-- Opening Marker --

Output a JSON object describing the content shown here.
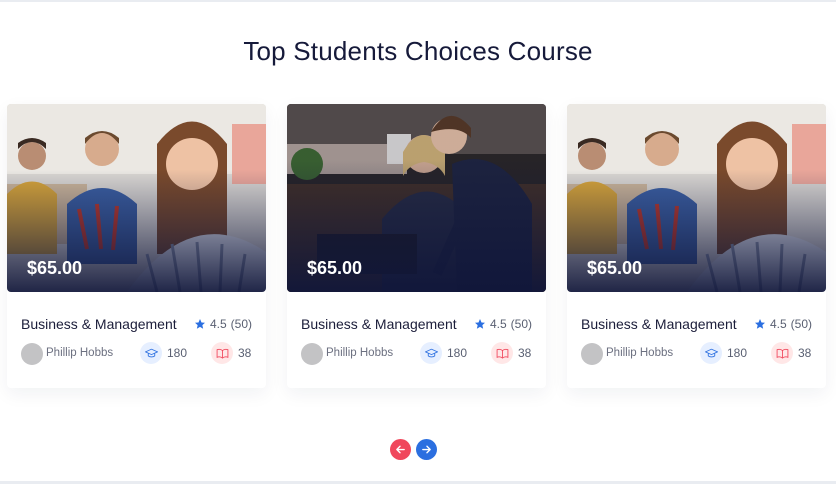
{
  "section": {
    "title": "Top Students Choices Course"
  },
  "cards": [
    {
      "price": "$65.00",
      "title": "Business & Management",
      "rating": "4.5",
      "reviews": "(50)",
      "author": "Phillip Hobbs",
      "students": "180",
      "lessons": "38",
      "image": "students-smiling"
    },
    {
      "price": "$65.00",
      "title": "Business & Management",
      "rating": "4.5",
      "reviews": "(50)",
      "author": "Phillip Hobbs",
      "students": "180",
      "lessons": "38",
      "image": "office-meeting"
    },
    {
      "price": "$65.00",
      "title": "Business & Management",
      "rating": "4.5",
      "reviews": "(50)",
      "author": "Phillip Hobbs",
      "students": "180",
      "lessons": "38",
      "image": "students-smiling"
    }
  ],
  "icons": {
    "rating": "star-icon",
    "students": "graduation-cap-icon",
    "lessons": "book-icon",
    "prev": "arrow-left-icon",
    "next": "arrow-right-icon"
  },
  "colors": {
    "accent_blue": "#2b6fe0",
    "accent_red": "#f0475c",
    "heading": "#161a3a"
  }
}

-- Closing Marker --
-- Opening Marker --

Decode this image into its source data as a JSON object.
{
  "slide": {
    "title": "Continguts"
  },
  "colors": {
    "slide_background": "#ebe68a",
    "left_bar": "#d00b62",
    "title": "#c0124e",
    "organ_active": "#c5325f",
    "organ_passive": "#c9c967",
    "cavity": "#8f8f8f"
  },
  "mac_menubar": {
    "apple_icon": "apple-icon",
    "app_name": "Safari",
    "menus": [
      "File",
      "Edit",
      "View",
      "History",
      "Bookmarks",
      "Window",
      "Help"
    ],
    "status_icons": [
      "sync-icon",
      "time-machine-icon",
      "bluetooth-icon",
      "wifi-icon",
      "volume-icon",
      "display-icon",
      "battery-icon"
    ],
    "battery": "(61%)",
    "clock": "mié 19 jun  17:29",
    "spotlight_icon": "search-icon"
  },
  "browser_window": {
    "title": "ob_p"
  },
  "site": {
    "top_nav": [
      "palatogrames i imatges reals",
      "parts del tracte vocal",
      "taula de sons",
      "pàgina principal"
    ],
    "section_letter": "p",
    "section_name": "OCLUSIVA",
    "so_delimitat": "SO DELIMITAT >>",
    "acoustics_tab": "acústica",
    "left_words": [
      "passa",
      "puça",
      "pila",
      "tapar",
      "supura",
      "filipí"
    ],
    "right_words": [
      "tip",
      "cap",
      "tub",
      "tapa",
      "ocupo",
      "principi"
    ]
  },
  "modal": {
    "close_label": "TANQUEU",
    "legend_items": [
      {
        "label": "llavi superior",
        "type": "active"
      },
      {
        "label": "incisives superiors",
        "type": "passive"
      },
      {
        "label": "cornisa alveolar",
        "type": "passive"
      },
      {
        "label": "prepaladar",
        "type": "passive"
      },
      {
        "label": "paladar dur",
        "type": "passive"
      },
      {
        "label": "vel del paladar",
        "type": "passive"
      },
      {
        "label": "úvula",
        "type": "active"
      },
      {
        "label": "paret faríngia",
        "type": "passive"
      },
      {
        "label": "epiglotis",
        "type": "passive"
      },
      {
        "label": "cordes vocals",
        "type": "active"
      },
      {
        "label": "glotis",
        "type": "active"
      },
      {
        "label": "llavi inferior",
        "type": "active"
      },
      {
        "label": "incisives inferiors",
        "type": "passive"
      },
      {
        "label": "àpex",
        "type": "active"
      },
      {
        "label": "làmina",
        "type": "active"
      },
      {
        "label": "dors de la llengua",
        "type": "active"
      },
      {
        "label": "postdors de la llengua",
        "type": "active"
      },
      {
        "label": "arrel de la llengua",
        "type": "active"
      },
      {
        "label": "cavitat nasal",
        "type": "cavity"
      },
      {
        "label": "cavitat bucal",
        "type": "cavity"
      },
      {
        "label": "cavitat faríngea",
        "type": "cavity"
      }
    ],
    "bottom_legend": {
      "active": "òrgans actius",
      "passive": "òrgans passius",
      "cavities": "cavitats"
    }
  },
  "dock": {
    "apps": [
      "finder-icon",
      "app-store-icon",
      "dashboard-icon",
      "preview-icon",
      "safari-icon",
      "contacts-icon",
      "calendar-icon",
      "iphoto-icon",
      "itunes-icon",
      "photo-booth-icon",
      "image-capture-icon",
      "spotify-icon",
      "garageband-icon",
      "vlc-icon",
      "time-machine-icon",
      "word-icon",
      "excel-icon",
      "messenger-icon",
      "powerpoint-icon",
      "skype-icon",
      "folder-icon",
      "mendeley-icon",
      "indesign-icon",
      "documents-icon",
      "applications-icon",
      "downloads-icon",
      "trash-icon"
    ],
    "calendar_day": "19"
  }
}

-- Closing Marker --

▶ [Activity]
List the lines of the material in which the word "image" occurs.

▶ [Task response]
      "image": "students-smiling"
      "image": "office-meeting"
      "image": "students-smiling"
Decode this image into its source data as a JSON object.
      "image-capture-icon",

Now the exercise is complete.